Content starts

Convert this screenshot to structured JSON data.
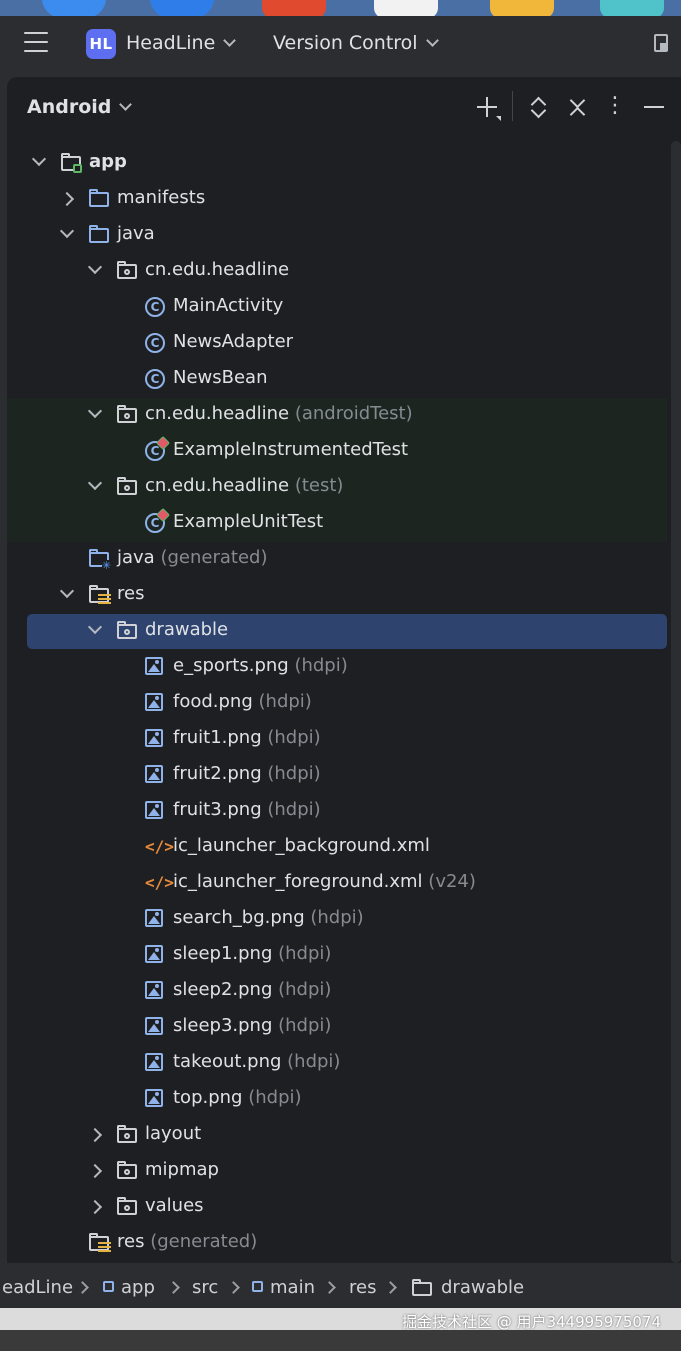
{
  "titlebar": {
    "project_badge": "HL",
    "project_name": "HeadLine",
    "vcs_label": "Version Control"
  },
  "panel": {
    "view_mode": "Android",
    "header_icons": [
      "plus-icon",
      "expand-all-icon",
      "collapse-all-icon",
      "more-options-icon",
      "minimize-icon"
    ]
  },
  "tree": [
    {
      "indent": 0,
      "arrow": "down",
      "icon": "module-icon",
      "label": "app",
      "sub": "",
      "bold": true
    },
    {
      "indent": 1,
      "arrow": "right",
      "icon": "folder-icon",
      "label": "manifests",
      "sub": ""
    },
    {
      "indent": 1,
      "arrow": "down",
      "icon": "folder-icon",
      "label": "java",
      "sub": ""
    },
    {
      "indent": 2,
      "arrow": "down",
      "icon": "package-icon",
      "label": "cn.edu.headline",
      "sub": ""
    },
    {
      "indent": 3,
      "arrow": "",
      "icon": "class-icon",
      "label": "MainActivity",
      "sub": ""
    },
    {
      "indent": 3,
      "arrow": "",
      "icon": "class-icon",
      "label": "NewsAdapter",
      "sub": ""
    },
    {
      "indent": 3,
      "arrow": "",
      "icon": "class-icon",
      "label": "NewsBean",
      "sub": ""
    },
    {
      "indent": 2,
      "arrow": "down",
      "icon": "package-icon",
      "label": "cn.edu.headline",
      "sub": "(androidTest)",
      "test": true
    },
    {
      "indent": 3,
      "arrow": "",
      "icon": "test-class-icon",
      "label": "ExampleInstrumentedTest",
      "sub": "",
      "test": true
    },
    {
      "indent": 2,
      "arrow": "down",
      "icon": "package-icon",
      "label": "cn.edu.headline",
      "sub": "(test)",
      "test": true
    },
    {
      "indent": 3,
      "arrow": "",
      "icon": "test-class-icon",
      "label": "ExampleUnitTest",
      "sub": "",
      "test": true
    },
    {
      "indent": 1,
      "arrow": "",
      "icon": "generated-java-icon",
      "label": "java",
      "sub": "(generated)"
    },
    {
      "indent": 1,
      "arrow": "down",
      "icon": "res-icon",
      "label": "res",
      "sub": ""
    },
    {
      "indent": 2,
      "arrow": "down",
      "icon": "package-icon",
      "label": "drawable",
      "sub": "",
      "selected": true
    },
    {
      "indent": 3,
      "arrow": "",
      "icon": "image-icon",
      "label": "e_sports.png",
      "sub": "(hdpi)"
    },
    {
      "indent": 3,
      "arrow": "",
      "icon": "image-icon",
      "label": "food.png",
      "sub": "(hdpi)"
    },
    {
      "indent": 3,
      "arrow": "",
      "icon": "image-icon",
      "label": "fruit1.png",
      "sub": "(hdpi)"
    },
    {
      "indent": 3,
      "arrow": "",
      "icon": "image-icon",
      "label": "fruit2.png",
      "sub": "(hdpi)"
    },
    {
      "indent": 3,
      "arrow": "",
      "icon": "image-icon",
      "label": "fruit3.png",
      "sub": "(hdpi)"
    },
    {
      "indent": 3,
      "arrow": "",
      "icon": "xml-icon",
      "label": "ic_launcher_background.xml",
      "sub": ""
    },
    {
      "indent": 3,
      "arrow": "",
      "icon": "xml-icon",
      "label": "ic_launcher_foreground.xml",
      "sub": "(v24)"
    },
    {
      "indent": 3,
      "arrow": "",
      "icon": "image-icon",
      "label": "search_bg.png",
      "sub": "(hdpi)"
    },
    {
      "indent": 3,
      "arrow": "",
      "icon": "image-icon",
      "label": "sleep1.png",
      "sub": "(hdpi)"
    },
    {
      "indent": 3,
      "arrow": "",
      "icon": "image-icon",
      "label": "sleep2.png",
      "sub": "(hdpi)"
    },
    {
      "indent": 3,
      "arrow": "",
      "icon": "image-icon",
      "label": "sleep3.png",
      "sub": "(hdpi)"
    },
    {
      "indent": 3,
      "arrow": "",
      "icon": "image-icon",
      "label": "takeout.png",
      "sub": "(hdpi)"
    },
    {
      "indent": 3,
      "arrow": "",
      "icon": "image-icon",
      "label": "top.png",
      "sub": "(hdpi)"
    },
    {
      "indent": 2,
      "arrow": "right",
      "icon": "package-icon",
      "label": "layout",
      "sub": ""
    },
    {
      "indent": 2,
      "arrow": "right",
      "icon": "package-icon",
      "label": "mipmap",
      "sub": ""
    },
    {
      "indent": 2,
      "arrow": "right",
      "icon": "package-icon",
      "label": "values",
      "sub": ""
    },
    {
      "indent": 1,
      "arrow": "",
      "icon": "res-icon",
      "label": "res",
      "sub": "(generated)"
    }
  ],
  "breadcrumb": {
    "project": "eadLine",
    "module": "app",
    "src": "src",
    "main": "main",
    "res": "res",
    "drawable": "drawable"
  },
  "watermark": "掘金技术社区 @ 用户344995975074",
  "colors": {
    "selection": "#2e436e",
    "accent": "#5d6ff0",
    "folder": "#8fb3e8",
    "xml": "#e88a3a"
  }
}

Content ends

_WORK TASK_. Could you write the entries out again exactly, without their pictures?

_TASK RESPONSE_.
Convert this screenshot to structured JSON data.
{
  "titlebar": {
    "project_badge": "HL",
    "project_name": "HeadLine",
    "vcs_label": "Version Control"
  },
  "panel": {
    "view_mode": "Android",
    "header_icons": [
      "plus-icon",
      "expand-all-icon",
      "collapse-all-icon",
      "more-options-icon",
      "minimize-icon"
    ]
  },
  "tree": [
    {
      "indent": 0,
      "arrow": "down",
      "icon": "module-icon",
      "label": "app",
      "sub": "",
      "bold": true
    },
    {
      "indent": 1,
      "arrow": "right",
      "icon": "folder-icon",
      "label": "manifests",
      "sub": ""
    },
    {
      "indent": 1,
      "arrow": "down",
      "icon": "folder-icon",
      "label": "java",
      "sub": ""
    },
    {
      "indent": 2,
      "arrow": "down",
      "icon": "package-icon",
      "label": "cn.edu.headline",
      "sub": ""
    },
    {
      "indent": 3,
      "arrow": "",
      "icon": "class-icon",
      "label": "MainActivity",
      "sub": ""
    },
    {
      "indent": 3,
      "arrow": "",
      "icon": "class-icon",
      "label": "NewsAdapter",
      "sub": ""
    },
    {
      "indent": 3,
      "arrow": "",
      "icon": "class-icon",
      "label": "NewsBean",
      "sub": ""
    },
    {
      "indent": 2,
      "arrow": "down",
      "icon": "package-icon",
      "label": "cn.edu.headline",
      "sub": "(androidTest)",
      "test": true
    },
    {
      "indent": 3,
      "arrow": "",
      "icon": "test-class-icon",
      "label": "ExampleInstrumentedTest",
      "sub": "",
      "test": true
    },
    {
      "indent": 2,
      "arrow": "down",
      "icon": "package-icon",
      "label": "cn.edu.headline",
      "sub": "(test)",
      "test": true
    },
    {
      "indent": 3,
      "arrow": "",
      "icon": "test-class-icon",
      "label": "ExampleUnitTest",
      "sub": "",
      "test": true
    },
    {
      "indent": 1,
      "arrow": "",
      "icon": "generated-java-icon",
      "label": "java",
      "sub": "(generated)"
    },
    {
      "indent": 1,
      "arrow": "down",
      "icon": "res-icon",
      "label": "res",
      "sub": ""
    },
    {
      "indent": 2,
      "arrow": "down",
      "icon": "package-icon",
      "label": "drawable",
      "sub": "",
      "selected": true
    },
    {
      "indent": 3,
      "arrow": "",
      "icon": "image-icon",
      "label": "e_sports.png",
      "sub": "(hdpi)"
    },
    {
      "indent": 3,
      "arrow": "",
      "icon": "image-icon",
      "label": "food.png",
      "sub": "(hdpi)"
    },
    {
      "indent": 3,
      "arrow": "",
      "icon": "image-icon",
      "label": "fruit1.png",
      "sub": "(hdpi)"
    },
    {
      "indent": 3,
      "arrow": "",
      "icon": "image-icon",
      "label": "fruit2.png",
      "sub": "(hdpi)"
    },
    {
      "indent": 3,
      "arrow": "",
      "icon": "image-icon",
      "label": "fruit3.png",
      "sub": "(hdpi)"
    },
    {
      "indent": 3,
      "arrow": "",
      "icon": "xml-icon",
      "label": "ic_launcher_background.xml",
      "sub": ""
    },
    {
      "indent": 3,
      "arrow": "",
      "icon": "xml-icon",
      "label": "ic_launcher_foreground.xml",
      "sub": "(v24)"
    },
    {
      "indent": 3,
      "arrow": "",
      "icon": "image-icon",
      "label": "search_bg.png",
      "sub": "(hdpi)"
    },
    {
      "indent": 3,
      "arrow": "",
      "icon": "image-icon",
      "label": "sleep1.png",
      "sub": "(hdpi)"
    },
    {
      "indent": 3,
      "arrow": "",
      "icon": "image-icon",
      "label": "sleep2.png",
      "sub": "(hdpi)"
    },
    {
      "indent": 3,
      "arrow": "",
      "icon": "image-icon",
      "label": "sleep3.png",
      "sub": "(hdpi)"
    },
    {
      "indent": 3,
      "arrow": "",
      "icon": "image-icon",
      "label": "takeout.png",
      "sub": "(hdpi)"
    },
    {
      "indent": 3,
      "arrow": "",
      "icon": "image-icon",
      "label": "top.png",
      "sub": "(hdpi)"
    },
    {
      "indent": 2,
      "arrow": "right",
      "icon": "package-icon",
      "label": "layout",
      "sub": ""
    },
    {
      "indent": 2,
      "arrow": "right",
      "icon": "package-icon",
      "label": "mipmap",
      "sub": ""
    },
    {
      "indent": 2,
      "arrow": "right",
      "icon": "package-icon",
      "label": "values",
      "sub": ""
    },
    {
      "indent": 1,
      "arrow": "",
      "icon": "res-icon",
      "label": "res",
      "sub": "(generated)"
    }
  ],
  "breadcrumb": {
    "project": "eadLine",
    "module": "app",
    "src": "src",
    "main": "main",
    "res": "res",
    "drawable": "drawable"
  },
  "watermark": "掘金技术社区 @ 用户344995975074",
  "colors": {
    "selection": "#2e436e",
    "accent": "#5d6ff0",
    "folder": "#8fb3e8",
    "xml": "#e88a3a"
  }
}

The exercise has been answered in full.